═══ Records shown

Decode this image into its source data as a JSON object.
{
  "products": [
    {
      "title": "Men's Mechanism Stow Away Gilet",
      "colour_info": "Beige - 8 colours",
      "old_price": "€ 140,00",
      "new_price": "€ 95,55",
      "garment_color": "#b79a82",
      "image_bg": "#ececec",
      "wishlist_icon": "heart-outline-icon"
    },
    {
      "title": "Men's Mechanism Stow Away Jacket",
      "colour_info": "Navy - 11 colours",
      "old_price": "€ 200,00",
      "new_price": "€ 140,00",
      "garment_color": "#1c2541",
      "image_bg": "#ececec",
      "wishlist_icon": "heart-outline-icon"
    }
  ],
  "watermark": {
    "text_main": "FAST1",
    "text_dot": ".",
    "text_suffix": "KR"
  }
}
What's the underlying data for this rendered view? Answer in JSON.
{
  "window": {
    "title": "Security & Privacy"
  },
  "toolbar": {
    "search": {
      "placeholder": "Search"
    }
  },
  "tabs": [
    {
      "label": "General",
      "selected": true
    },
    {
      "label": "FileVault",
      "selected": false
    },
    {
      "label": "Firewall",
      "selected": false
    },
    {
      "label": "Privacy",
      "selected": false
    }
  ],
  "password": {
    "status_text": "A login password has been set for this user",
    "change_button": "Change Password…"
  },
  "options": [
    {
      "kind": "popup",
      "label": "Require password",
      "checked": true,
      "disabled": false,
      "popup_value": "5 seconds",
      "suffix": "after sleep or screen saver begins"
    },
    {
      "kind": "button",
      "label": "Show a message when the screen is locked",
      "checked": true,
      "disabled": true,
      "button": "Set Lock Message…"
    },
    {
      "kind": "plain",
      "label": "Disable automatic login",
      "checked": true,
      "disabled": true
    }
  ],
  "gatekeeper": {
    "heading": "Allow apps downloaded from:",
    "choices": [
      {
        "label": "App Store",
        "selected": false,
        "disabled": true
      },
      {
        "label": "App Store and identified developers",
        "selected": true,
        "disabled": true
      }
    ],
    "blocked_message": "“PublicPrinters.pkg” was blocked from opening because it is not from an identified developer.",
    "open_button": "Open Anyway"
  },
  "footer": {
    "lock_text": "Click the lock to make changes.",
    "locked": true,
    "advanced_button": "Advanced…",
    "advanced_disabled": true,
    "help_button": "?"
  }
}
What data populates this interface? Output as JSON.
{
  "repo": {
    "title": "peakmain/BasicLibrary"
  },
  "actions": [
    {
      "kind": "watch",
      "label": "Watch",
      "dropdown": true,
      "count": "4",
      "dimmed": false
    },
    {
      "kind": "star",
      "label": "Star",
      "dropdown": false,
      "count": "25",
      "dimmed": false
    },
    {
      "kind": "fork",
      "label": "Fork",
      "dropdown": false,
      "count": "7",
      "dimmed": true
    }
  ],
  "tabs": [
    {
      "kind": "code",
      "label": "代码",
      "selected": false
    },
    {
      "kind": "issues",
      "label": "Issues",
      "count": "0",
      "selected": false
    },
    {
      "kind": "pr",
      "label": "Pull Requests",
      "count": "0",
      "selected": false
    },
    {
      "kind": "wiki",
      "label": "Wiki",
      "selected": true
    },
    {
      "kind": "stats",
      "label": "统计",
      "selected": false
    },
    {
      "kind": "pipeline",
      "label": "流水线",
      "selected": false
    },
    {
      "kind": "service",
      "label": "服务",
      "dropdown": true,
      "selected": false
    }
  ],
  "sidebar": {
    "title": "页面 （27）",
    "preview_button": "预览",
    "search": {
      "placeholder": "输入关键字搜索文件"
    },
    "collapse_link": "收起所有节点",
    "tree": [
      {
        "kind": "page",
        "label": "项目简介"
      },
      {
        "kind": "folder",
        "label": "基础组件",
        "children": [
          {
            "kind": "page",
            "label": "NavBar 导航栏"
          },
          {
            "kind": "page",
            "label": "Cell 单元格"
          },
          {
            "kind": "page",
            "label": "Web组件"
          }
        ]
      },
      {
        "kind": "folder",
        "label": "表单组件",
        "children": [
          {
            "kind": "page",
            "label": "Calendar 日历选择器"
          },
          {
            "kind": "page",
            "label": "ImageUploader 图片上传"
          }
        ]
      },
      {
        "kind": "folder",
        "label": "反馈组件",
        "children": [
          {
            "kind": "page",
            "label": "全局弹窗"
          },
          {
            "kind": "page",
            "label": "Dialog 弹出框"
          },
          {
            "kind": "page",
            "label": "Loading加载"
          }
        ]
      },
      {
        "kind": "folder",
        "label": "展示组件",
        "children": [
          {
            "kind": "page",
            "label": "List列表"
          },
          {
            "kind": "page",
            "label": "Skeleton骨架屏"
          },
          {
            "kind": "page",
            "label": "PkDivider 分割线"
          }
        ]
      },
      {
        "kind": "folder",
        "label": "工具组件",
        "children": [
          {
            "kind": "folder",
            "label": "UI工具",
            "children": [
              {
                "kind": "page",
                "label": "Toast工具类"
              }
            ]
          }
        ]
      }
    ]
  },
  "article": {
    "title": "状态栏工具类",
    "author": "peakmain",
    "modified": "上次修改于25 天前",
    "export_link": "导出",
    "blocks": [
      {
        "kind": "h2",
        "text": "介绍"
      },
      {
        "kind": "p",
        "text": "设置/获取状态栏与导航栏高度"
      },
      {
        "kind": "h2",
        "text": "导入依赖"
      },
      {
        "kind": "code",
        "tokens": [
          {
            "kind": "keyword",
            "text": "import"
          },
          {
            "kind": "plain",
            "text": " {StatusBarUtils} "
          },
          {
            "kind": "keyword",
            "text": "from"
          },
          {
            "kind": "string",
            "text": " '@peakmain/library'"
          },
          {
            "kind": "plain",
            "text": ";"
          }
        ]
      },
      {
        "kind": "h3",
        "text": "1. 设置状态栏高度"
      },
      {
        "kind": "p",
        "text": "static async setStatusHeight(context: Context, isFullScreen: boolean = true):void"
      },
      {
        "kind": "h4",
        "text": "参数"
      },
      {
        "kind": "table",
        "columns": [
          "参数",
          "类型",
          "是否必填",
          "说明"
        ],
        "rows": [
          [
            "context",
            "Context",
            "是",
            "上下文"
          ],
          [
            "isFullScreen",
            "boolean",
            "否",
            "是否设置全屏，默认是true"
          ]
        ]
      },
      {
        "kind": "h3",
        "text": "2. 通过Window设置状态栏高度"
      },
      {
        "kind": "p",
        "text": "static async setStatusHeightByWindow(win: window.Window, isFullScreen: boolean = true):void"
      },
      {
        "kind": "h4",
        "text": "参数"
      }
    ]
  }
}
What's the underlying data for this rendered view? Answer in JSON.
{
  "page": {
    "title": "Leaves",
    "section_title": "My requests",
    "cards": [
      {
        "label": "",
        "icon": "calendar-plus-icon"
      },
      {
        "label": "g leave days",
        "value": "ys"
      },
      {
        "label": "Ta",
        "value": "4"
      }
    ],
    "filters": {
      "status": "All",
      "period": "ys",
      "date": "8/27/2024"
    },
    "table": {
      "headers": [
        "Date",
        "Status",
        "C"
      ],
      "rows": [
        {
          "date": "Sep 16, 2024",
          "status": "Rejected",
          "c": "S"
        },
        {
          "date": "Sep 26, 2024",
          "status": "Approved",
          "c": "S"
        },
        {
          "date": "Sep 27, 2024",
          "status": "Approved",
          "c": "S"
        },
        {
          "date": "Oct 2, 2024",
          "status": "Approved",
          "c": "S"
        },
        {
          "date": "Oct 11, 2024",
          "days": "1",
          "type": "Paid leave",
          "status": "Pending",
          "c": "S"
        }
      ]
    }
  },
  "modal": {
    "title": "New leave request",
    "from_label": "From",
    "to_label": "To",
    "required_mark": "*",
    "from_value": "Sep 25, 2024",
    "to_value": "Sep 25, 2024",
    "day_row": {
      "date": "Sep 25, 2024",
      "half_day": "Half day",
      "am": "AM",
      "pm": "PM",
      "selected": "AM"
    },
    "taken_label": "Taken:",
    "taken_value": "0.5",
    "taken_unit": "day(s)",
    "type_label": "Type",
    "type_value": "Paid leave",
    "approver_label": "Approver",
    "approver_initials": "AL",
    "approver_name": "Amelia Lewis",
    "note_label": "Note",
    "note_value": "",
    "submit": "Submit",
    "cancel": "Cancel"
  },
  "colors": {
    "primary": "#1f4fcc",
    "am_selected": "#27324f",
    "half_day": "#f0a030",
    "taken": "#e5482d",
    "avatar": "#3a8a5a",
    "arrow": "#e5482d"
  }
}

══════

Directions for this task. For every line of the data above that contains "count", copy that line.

Answer for the task.
      "count": "4",
      "count": "25",
      "count": "7",
      "count": "0",
      "count": "0",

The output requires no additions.